"Linking these findings with other results from the same population suggests that persons living in a more polluted part of town may have a 2 percent higher risk of stroke as compared to people in a less polluted part of the same metropolitan area," Adar said.

"If confirmed by future analyses of the full 10 years of follow-up in this cohort, these findings will help to explain associations between long-term PM2.5 concentrations and clinical cardiovascular events."


'/>"/>

Contact: Laurel Thomas Gnagey
ltgnagey@umich.edu
734-647-1841
University of Michigan
Source:Eurekalert

Related medicine news :

1. Air Pollution May Speed Hardening of Arteries
2. New Study Links Air Pollution to Alzheimer’s Disease -- Says Cure Alzheimer's Fund
3. UCLA researchers find potential link between auto pollution, some childhood cancers
4. Green homes save money but can trap air pollution indoors
5. Briefing explores associations between air pollution and health outcomes
6. Historic legacy of lead pollution persists despite regulatory efforts
7. Air pollution primes children for asthma-related cockroach allergy
8. Maternal exposure to outdoor air pollution associated with low birth weights worldwide
9. Study Sees Possible Link Between Air Pollution and Autism Risk
10. Air pollution, gone with the wind
11. Gestational exposure to urban air pollution linked to vitamin D deficiency in newborns
Post Your Comments:
*Name:
*Comment:
*Email:
(Date:6/25/2016)... ... ... "With 30 hand-drawn hand gesture animations, FCPX users can easily customize each ... Film Studios. , ProHand Cartoon’s package transforms over 1,300 hand-drawn pictures into hand ... select a ProHand generator and drag it above media or text in the Final ...
(Date:6/25/2016)... ... June 25, 2016 , ... Dr. Calvin Johnson has dedicated ... has implemented orthobiologic procedures as a method for treating his patients.

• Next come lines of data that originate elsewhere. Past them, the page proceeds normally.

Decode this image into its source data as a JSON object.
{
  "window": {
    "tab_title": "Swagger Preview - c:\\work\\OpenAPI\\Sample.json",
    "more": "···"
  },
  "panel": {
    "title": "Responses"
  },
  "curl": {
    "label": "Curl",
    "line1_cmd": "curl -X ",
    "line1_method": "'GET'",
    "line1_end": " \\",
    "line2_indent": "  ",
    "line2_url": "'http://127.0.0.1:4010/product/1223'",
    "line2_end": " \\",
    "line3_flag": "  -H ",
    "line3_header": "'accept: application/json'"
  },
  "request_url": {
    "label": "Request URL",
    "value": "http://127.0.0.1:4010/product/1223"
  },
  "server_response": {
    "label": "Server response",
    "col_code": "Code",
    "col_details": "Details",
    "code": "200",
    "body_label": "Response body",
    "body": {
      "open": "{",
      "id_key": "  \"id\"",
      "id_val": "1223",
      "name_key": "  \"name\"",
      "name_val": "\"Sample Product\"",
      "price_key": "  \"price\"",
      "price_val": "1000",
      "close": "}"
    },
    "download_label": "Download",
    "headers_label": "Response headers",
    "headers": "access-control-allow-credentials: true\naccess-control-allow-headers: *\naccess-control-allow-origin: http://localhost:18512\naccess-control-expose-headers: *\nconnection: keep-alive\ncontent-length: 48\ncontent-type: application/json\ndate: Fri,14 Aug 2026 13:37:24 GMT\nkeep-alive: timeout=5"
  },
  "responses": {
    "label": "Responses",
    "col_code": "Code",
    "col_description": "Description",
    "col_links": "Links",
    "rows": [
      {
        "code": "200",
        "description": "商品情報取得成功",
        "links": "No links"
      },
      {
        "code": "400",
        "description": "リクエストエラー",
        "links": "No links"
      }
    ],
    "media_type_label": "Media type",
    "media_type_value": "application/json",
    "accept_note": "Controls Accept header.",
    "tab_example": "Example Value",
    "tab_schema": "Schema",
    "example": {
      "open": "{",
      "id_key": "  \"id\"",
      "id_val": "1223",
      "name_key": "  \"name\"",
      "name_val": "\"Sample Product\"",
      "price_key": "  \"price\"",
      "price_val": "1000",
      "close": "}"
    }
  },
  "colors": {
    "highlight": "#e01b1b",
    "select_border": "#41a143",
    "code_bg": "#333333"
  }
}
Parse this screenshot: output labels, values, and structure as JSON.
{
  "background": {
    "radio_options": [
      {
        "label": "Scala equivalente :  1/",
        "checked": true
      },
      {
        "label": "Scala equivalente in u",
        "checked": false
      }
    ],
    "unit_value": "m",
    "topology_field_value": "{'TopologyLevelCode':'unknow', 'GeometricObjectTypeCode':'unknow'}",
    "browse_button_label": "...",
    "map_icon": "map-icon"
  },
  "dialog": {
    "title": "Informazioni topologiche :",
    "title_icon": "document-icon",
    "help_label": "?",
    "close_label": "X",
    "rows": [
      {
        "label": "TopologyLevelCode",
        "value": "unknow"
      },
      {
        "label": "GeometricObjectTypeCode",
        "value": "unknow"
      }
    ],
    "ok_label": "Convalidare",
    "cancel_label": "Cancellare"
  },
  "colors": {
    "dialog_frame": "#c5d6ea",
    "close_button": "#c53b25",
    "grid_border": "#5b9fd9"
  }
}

The procedure ... doctors to perform the treatment. Orthobiologics are substances that orthopaedic surgeons use to ...
(Date:6/24/2016)... ... June 24, 2016 , ... A recent article published ... unfamiliar with. The article goes on to state that individuals are now more comfortable ... less common operations such as calf and cheek reduction. The Los Angeles area medical ...
(Date:6/24/2016)... ... 2016 , ... Marcy was in a crisis. Her son James, eight, was out of control. ... and physically. , “When something upset him, he couldn’t control his emotions,” remembers Marcy. ... rocks at my other children and say he was going to kill them. If ...
(Date:6/24/2016)... ... June 24, 2016 , ... Dr. ... accelerated orthodontic treatment. Dr. Cheng has extensive experience with all areas of orthodontics, ... and accelerated osteogenic orthodontics. , Micro-osteoperforation is a revolutionary adjunct to orthodontic ...
Breaking Medicine News(10 mins):
(Date:6/24/2016)... FRANCISCO, Calif. , June 24, 2016 /PRNewswire/ ... ), a biopharmaceutical company developing novel therapeutics for ... unmet needs, today announced the closing of its ... of common stock, at the public offering price ... in the offering were offered by GBT. GBT ...
(Date:6/24/2016)... June 24, 2016 The Academy of Managed ... recommendations that would allow biopharmaceutical companies to more ... that make formulary and coverage decisions, a move that ... new medicines. The recommendations address restrictions in ... on the drug label, a prohibition that hinders decision ...
(Date:6/24/2016)... According to a new market ... Needles, Safety Pen Needles), Needle Length (4mm, 5mm, 6mm, ... of Purchase (Retail, Non-Retail) - Trends & Global Forecasts ... market for the forecast period of 2016 to 2021. ... by 2021 from USD 1.65 Billion in 2016, growing ...
Breaking Medicine Technology: